The City Council on Wednesday unanimously approved an agreement aimed at luring Tesla Motors’ electric car manufacturing plant to the former site of a NASA plant that helped develop the Apollo program and the space shuttle fleet.
The city is pinning hopes that the car factory could bring $21 million in city revenues over 15 years, create about 1,200 jobs and help revitalize its reputation as Southern California‘s high-tech hub.
“Not only will it bring money to the city, it will establish us as a leader inand green technology production,” Mayor Mario Guerra said.
For nine months the city has aggressively courted Tesla, a Bay Area company known for its sporty all-electric Roadster and now moving toward more mainstream sedans.
In September, the council took out a half-page advertisement in thefeaturing a photo of the members wearing “Downey (hearts) Tesla” T-shirts and holding a banner that read: “Downey Welcomes . Apollo to Tesla … the legacy continues.”
The rotund mayor vowed to purchase a Tesla, even lose weight to fit into the sleek vehicle, if the carmaker comes to town.
Downey, a city of 115,000, was once a vibrant center of high tech manufacturing jobs where aerospace engineers designed and built parts for America’s space program. At its height, there were some 30,000 employees at the complex, but when the plant closed in 1999, the complex fell into disrepair.
The city bought 160 acres of land from NASA and has been trying to redevelop it. A hospital, park, shopping center and memorial dedicated to the shuttle Columbia now occupy half of the complex. The other half became a film production facility used in the making of “Ironman,” “G.I. Joe: The Rise of Cobra” and at least one of the “Spiderman” films.
Industrial Realty Group owns nearly 60 acres of Downey Studios, and the city owns the remaining 20 acres.
Under a memorandum of understanding with IRG, the city agreed to waive $6.9 million in rent on those 20 acres and promised to expedite the permit process if IRG enters into a lease with Tesla.
Tom Messler, senior vice president of IRG, said his company is holding final discussions with the carmaker.
“We’re continuing to make progress,” he said.
San Carlos-based Tesla has been looking for a place to build its next-generation Model S sedan, its seven-seat, $57,400 alternative to the $109,000 Roadster.

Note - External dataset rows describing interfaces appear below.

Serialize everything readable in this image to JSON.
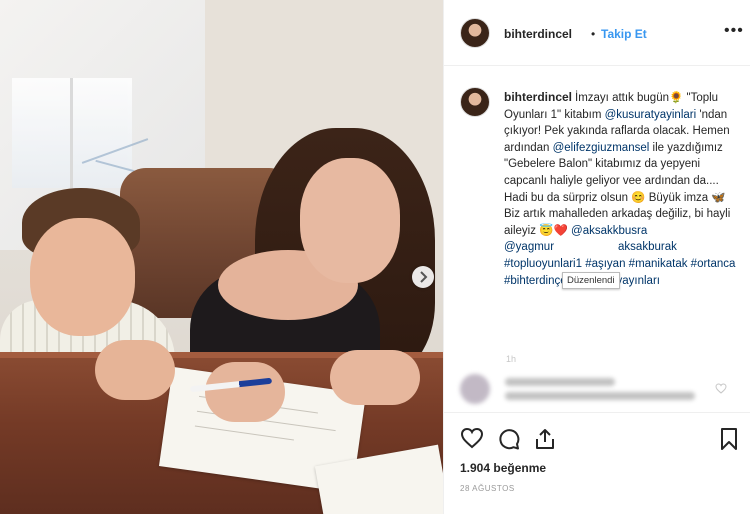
{
  "post": {
    "username": "bihterdincel",
    "follow_label": "Takip Et",
    "dot": "•",
    "more_label": "•••"
  },
  "caption": {
    "username": "bihterdincel",
    "t1": "İmzayı attık bugün",
    "e1": "🌻",
    "t2": " \"Toplu Oyunları 1\" kitabım ",
    "m1": "@kusuratyayinlari",
    "t3": " 'ndan çıkıyor! Pek yakında raflarda olacak. Hemen ardından ",
    "m2": "@elifezgiuzmansel",
    "t4": " ile yazdığımız \"Gebelere Balon\" kitabımız da yepyeni capcanlı haliyle geliyor vee ardından da.... Hadi bu da sürpriz olsun ",
    "e2": "😊",
    "t5": " Büyük imza ",
    "e3": "🦋",
    "t6": " Biz artık mahalleden arkadaş değiliz, bi hayli aileyiz ",
    "e4": "😇",
    "e5": "❤️",
    "t7": " ",
    "m3": "@aksakkbusra",
    "t8": " ",
    "m4": "@yagmur",
    "m5": "aksakburak",
    "tags": "#topluoyunlari1 #aşıyan #manikatak #ortanca #bihterdinçel #küsuratyayınları"
  },
  "tooltip": "Düzenlendi",
  "caption_time": "1h",
  "actions": {
    "heart_icon": "heart-icon",
    "comment_icon": "comment-icon",
    "share_icon": "share-icon",
    "save_icon": "bookmark-icon"
  },
  "likes": "1.904 beğenme",
  "date": "28 AĞUSTOS",
  "colors": {
    "link": "#003569",
    "follow": "#3897f0",
    "text": "#262626",
    "muted": "#999999"
  }
}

The Roadster’s chassis is assembled in England and its guts — the powertrain, battery and so on — are installed at Tesla’s factory in Menlo Park.
Tesla Motors Inc. initially planned to build the Model S in New Mexico but was persuaded to stay in California when Gov. Arnold Schwarzenegger offered to exempt Tesla from state sales tax on equipment it buys to build the sedan. That will save the company 7 percent to 9 percent on each part purchased.

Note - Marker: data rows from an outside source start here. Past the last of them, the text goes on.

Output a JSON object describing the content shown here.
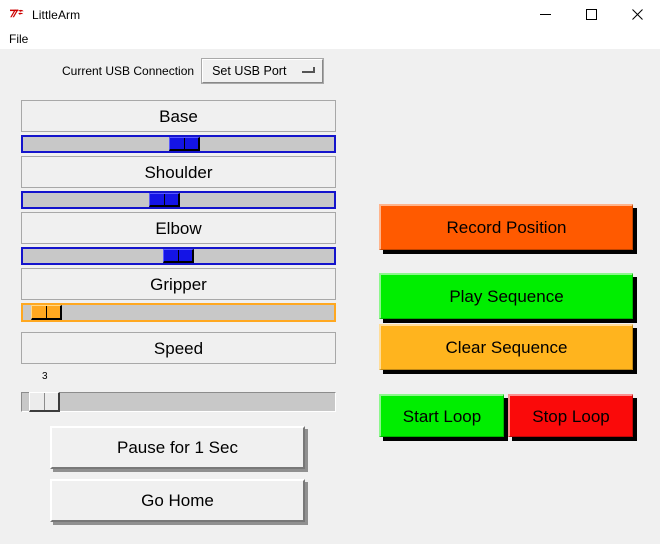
{
  "window": {
    "title": "LittleArm",
    "icon": "tkinter-feather-icon",
    "controls": {
      "minimize": "minimize-icon",
      "maximize": "maximize-icon",
      "close": "close-icon"
    }
  },
  "menubar": {
    "items": [
      {
        "label": "File"
      }
    ]
  },
  "usb": {
    "label": "Current USB Connection",
    "option_selected": "Set USB Port",
    "indicator": "optionmenu-indicator-icon"
  },
  "joints": [
    {
      "name": "Base",
      "label": "Base",
      "value_percent": 52,
      "accent": "#1414e6",
      "border": "#1414cc"
    },
    {
      "name": "Shoulder",
      "label": "Shoulder",
      "value_percent": 45,
      "accent": "#1414e6",
      "border": "#1414cc"
    },
    {
      "name": "Elbow",
      "label": "Elbow",
      "value_percent": 50,
      "accent": "#1414e6",
      "border": "#1414cc"
    },
    {
      "name": "Gripper",
      "label": "Gripper",
      "value_percent": 3,
      "accent": "#ffa820",
      "border": "#ffa820"
    }
  ],
  "speed": {
    "label": "Speed",
    "value": "3",
    "value_percent": 3
  },
  "left_buttons": [
    {
      "label": "Pause for 1 Sec"
    },
    {
      "label": "Go Home"
    }
  ],
  "actions": {
    "record": {
      "label": "Record Position",
      "color": "#ff5a00"
    },
    "play": {
      "label": "Play Sequence",
      "color": "#00ee00"
    },
    "clear": {
      "label": "Clear Sequence",
      "color": "#ffb41e"
    },
    "start_loop": {
      "label": "Start Loop",
      "color": "#00ee00"
    },
    "stop_loop": {
      "label": "Stop Loop",
      "color": "#fa0a0a"
    }
  },
  "colors": {
    "window_background": "#f0f0f0",
    "titlebar_background": "#ffffff",
    "slider_trough": "#c8c8c8",
    "text": "#000000"
  }
}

When the Model S was unveiled to reporters in the spring, Tesla said it would bring the plant to Southern California. The company has also flirted with Long Beach, and Tesla spokesman Ricardo Reyes would not confirm if it has chosen a site.
In June, the company was awarded $465 million in low-interest loans from the U.S. Department of Energy to help build the Model S, which is designed to travel as far as 300 miles on a three- to five-hour charge.
The car is slated to go into production by late 2011, and with a federal tax credit for battery-powered cars, the cost to buyers could be less than $50,000.
If Tesla comes to Downey, it would mark the return of auto manufacturing to Southern California for the first time since General Motors Co. closed its Van Nuys Plant in 1992.
Sandra Barrett, a 19-year resident of Downey, said she can recall when the NASA facility closed and thousands of people lost their jobs. The 69-year-old said a Tesla factory would “be a big boost to our city. There are so many people in need of a job here.”
Barrett said she isn’t bothered by the incentives the city is offering to lure Tesla.
“In order to get, you have to give,” Barrett said. “I’m willing to see us make a little sacrifice to get people working again.”